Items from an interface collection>
•••

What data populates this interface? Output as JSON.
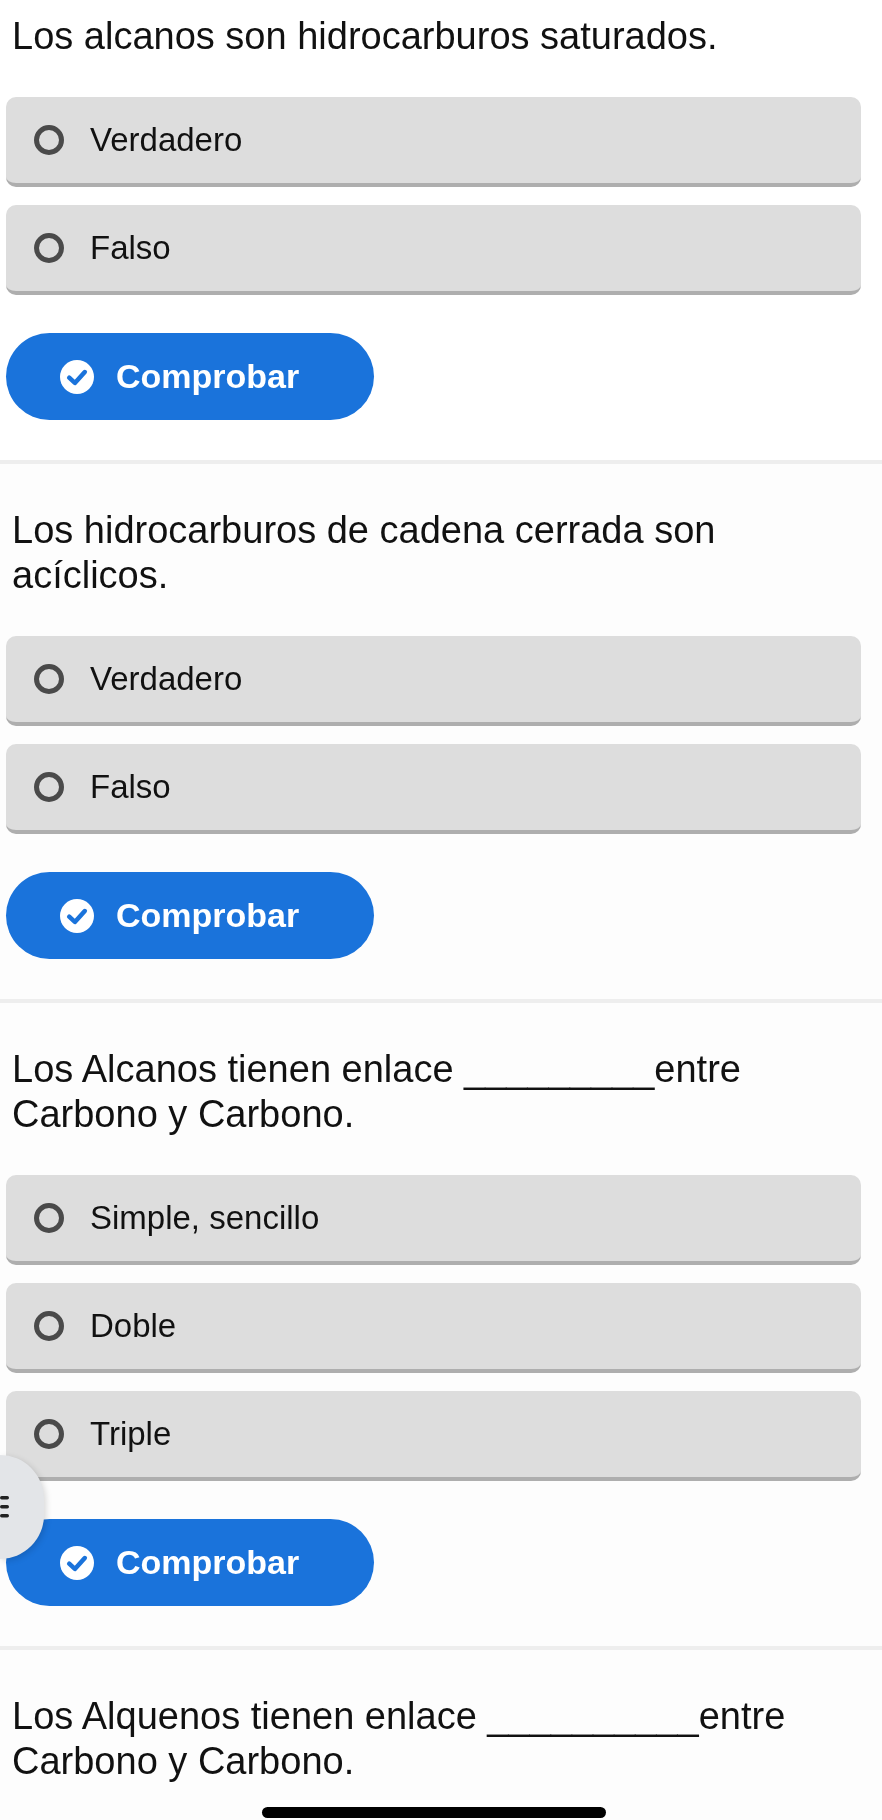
{
  "questions": [
    {
      "text": "Los alcanos son hidrocarburos saturados.",
      "options": [
        {
          "label": "Verdadero",
          "selected": false
        },
        {
          "label": "Falso",
          "selected": false
        }
      ],
      "button": "Comprobar"
    },
    {
      "text": "Los hidrocarburos de cadena cerrada son acíclicos.",
      "options": [
        {
          "label": "Verdadero",
          "selected": false
        },
        {
          "label": "Falso",
          "selected": false
        }
      ],
      "button": "Comprobar"
    },
    {
      "text": "Los Alcanos tienen enlace _________entre Carbono y Carbono.",
      "options": [
        {
          "label": "Simple, sencillo",
          "selected": false
        },
        {
          "label": "Doble",
          "selected": false
        },
        {
          "label": "Triple",
          "selected": false
        }
      ],
      "button": "Comprobar"
    },
    {
      "text": "Los Alquenos tienen enlace __________entre Carbono y Carbono."
    }
  ]
}
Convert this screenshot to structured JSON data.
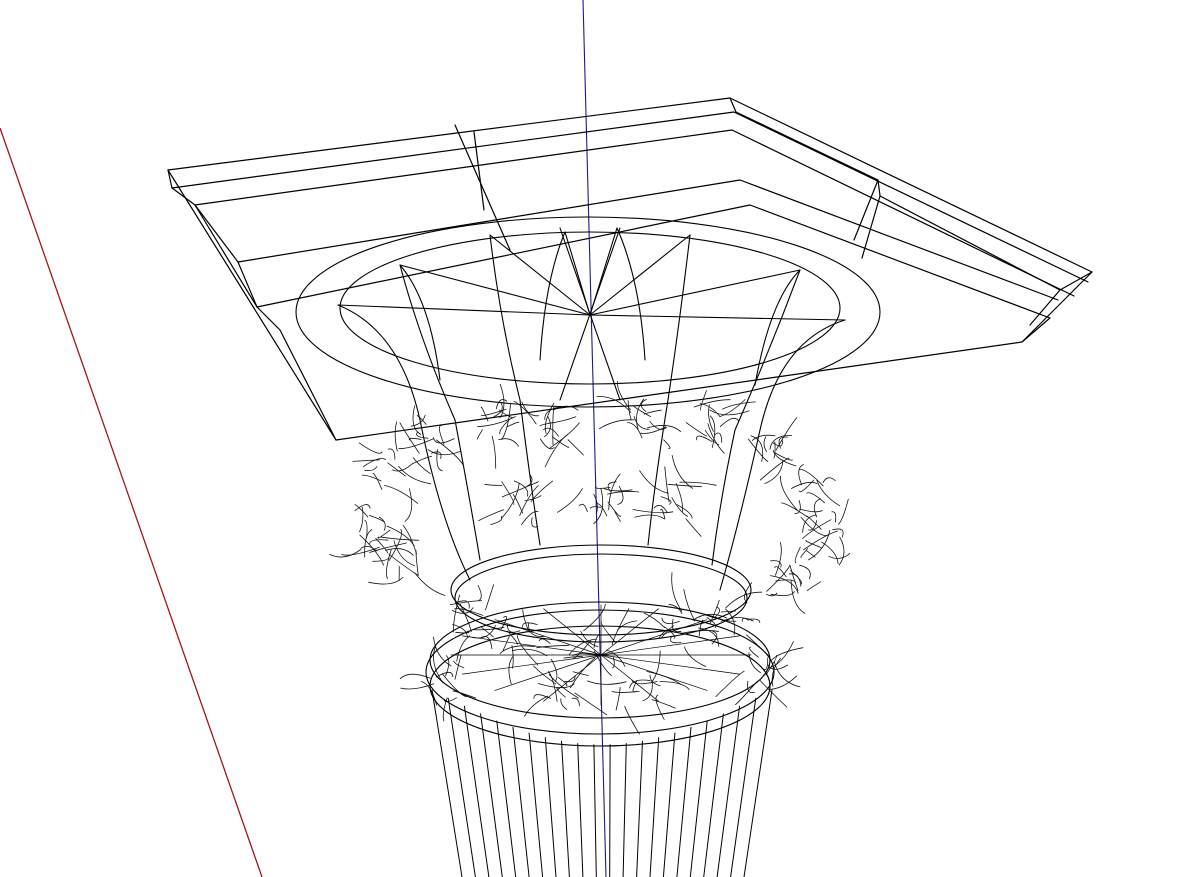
{
  "scene": {
    "background": "#ffffff",
    "style": "wireframe",
    "subject": "corinthian-capital-model"
  },
  "axes": {
    "red_axis_color": "#a01818",
    "blue_axis_color": "#1a1a8c"
  },
  "colors": {
    "edge": "#000000",
    "foliage": "#111111"
  }
}
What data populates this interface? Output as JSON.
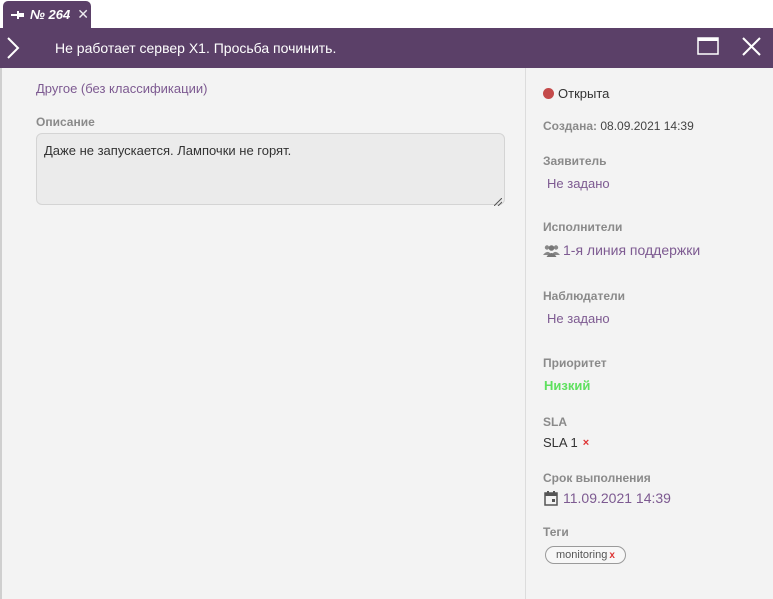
{
  "tab": {
    "label": "№ 264",
    "pin_icon": "pin-icon",
    "close_icon": "close-icon"
  },
  "header": {
    "title": "Не работает сервер X1. Просьба починить.",
    "collapse_icon": "chevron-right-icon",
    "maximize_icon": "maximize-icon",
    "close_icon": "close-icon",
    "color": "#5b4068"
  },
  "main": {
    "category": "Другое (без классификации)",
    "description_label": "Описание",
    "description_text": "Даже не запускается. Лампочки не горят."
  },
  "sidebar": {
    "status": {
      "label": "Открыта",
      "color": "#c44a4a"
    },
    "created": {
      "label": "Создана:",
      "value": "08.09.2021 14:39"
    },
    "requester": {
      "label": "Заявитель",
      "value": "Не задано"
    },
    "executors": {
      "label": "Исполнители",
      "value": "1-я линия поддержки",
      "icon": "users-icon"
    },
    "watchers": {
      "label": "Наблюдатели",
      "value": "Не задано"
    },
    "priority": {
      "label": "Приоритет",
      "value": "Низкий",
      "color": "#5fe05f"
    },
    "sla": {
      "label": "SLA",
      "value": "SLA 1",
      "remove": "×"
    },
    "due": {
      "label": "Срок выполнения",
      "value": "11.09.2021 14:39",
      "icon": "calendar-icon"
    },
    "tags": {
      "label": "Теги",
      "items": [
        {
          "label": "monitoring",
          "remove": "x"
        }
      ]
    }
  }
}
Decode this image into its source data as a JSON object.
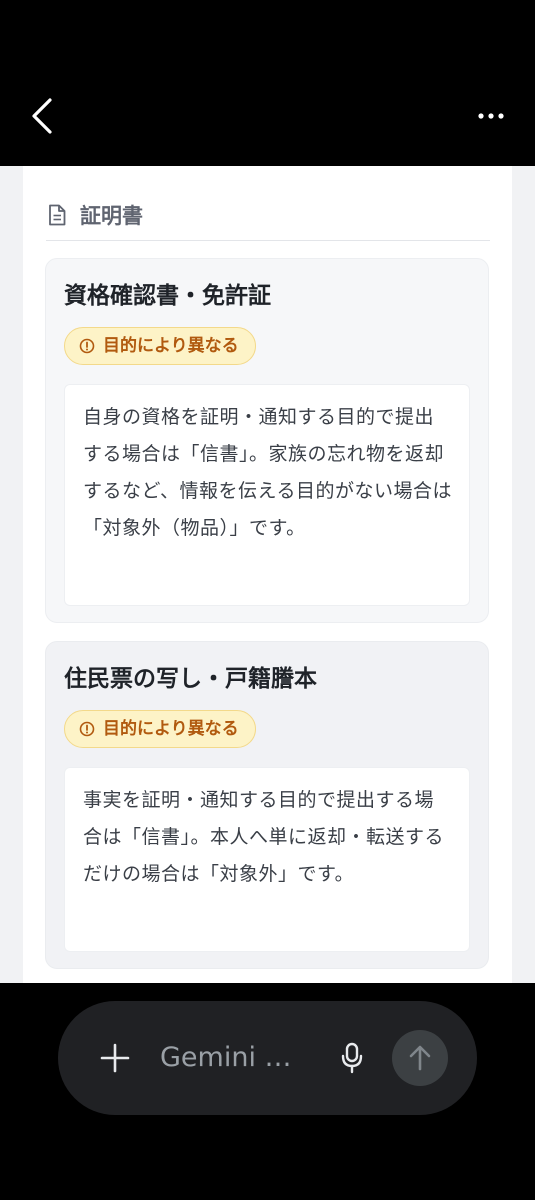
{
  "topbar": {
    "back_icon": "chevron-left-icon",
    "more_icon": "more-horizontal-icon"
  },
  "section": {
    "title": "証明書",
    "icon": "document-icon"
  },
  "cards": [
    {
      "title": "資格確認書・免許証",
      "badge": "目的により異なる",
      "badge_icon": "alert-circle-icon",
      "note": "自身の資格を証明・通知する目的で提出する場合は「信書」。家族の忘れ物を返却するなど、情報を伝える目的がない場合は「対象外（物品）」です。"
    },
    {
      "title": "住民票の写し・戸籍謄本",
      "badge": "目的により異なる",
      "badge_icon": "alert-circle-icon",
      "note": "事実を証明・通知する目的で提出する場合は「信書」。本人へ単に返却・転送するだけの場合は「対象外」です。"
    }
  ],
  "input_bar": {
    "placeholder": "Gemini …",
    "plus_icon": "plus-icon",
    "mic_icon": "microphone-icon",
    "send_icon": "arrow-up-icon"
  },
  "colors": {
    "badge_bg": "#fdf3c7",
    "badge_text": "#b15a0f",
    "title_text": "#1f2329"
  }
}
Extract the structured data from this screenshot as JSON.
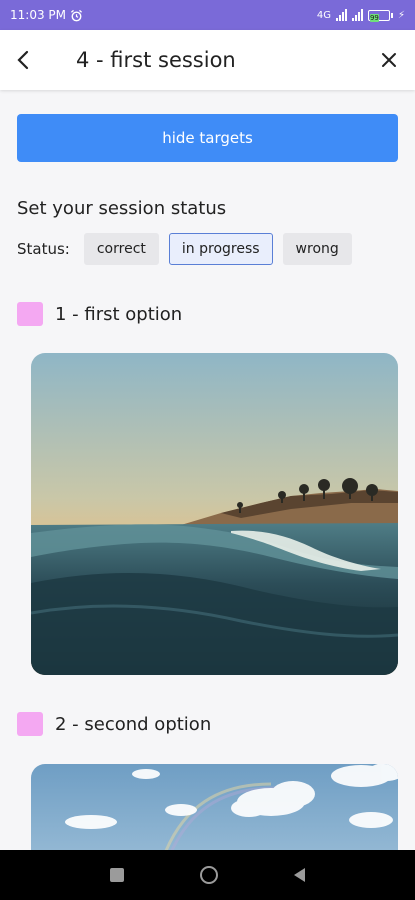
{
  "status_bar": {
    "time": "11:03 PM",
    "alarm_icon": "alarm-clock-icon",
    "network": "4G",
    "battery": "99"
  },
  "app_bar": {
    "back_icon": "back-arrow-icon",
    "title": "4 - first session",
    "close_icon": "close-icon"
  },
  "main": {
    "hide_targets_label": "hide targets",
    "session_status_title": "Set your session status",
    "status_label": "Status:",
    "status_options": [
      "correct",
      "in progress",
      "wrong"
    ],
    "selected_status": "in progress",
    "options": [
      {
        "label": "1 - first option"
      },
      {
        "label": "2 - second option"
      }
    ]
  },
  "colors": {
    "accent": "#3f8cf7",
    "status_bar": "#7a6ad8",
    "checkbox": "#f4a8f2"
  }
}
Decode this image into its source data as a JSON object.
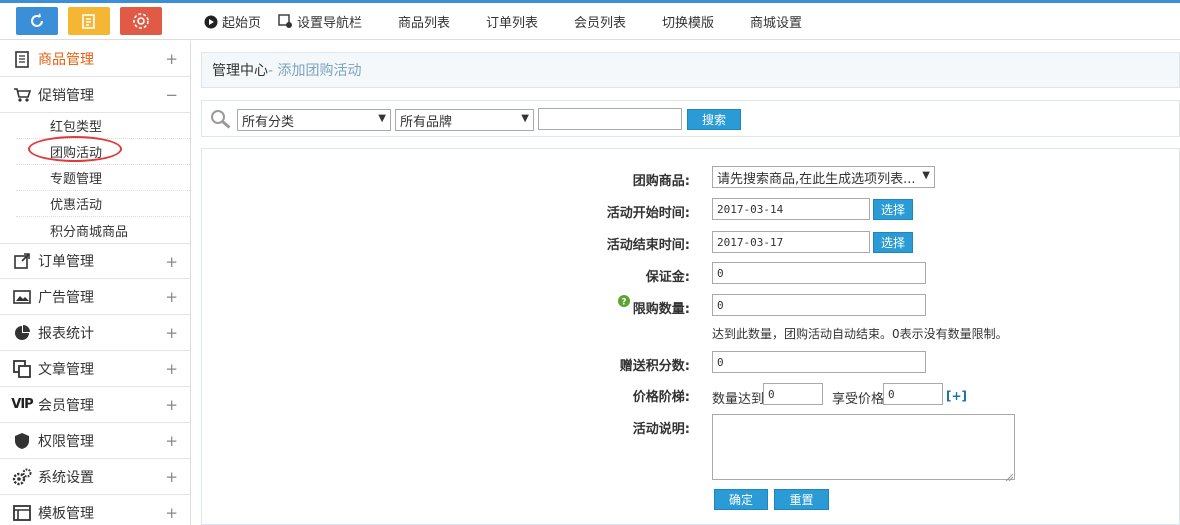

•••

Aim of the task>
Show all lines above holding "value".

Response area>
      "value": "08.09.2021 14:39"
      "value": "Не задано"
      "value": "1-я линия поддержки",
      "value": "Не задано"
      "value": "Низкий",
      "value": "SLA 1",
      "value": "11.09.2021 14:39",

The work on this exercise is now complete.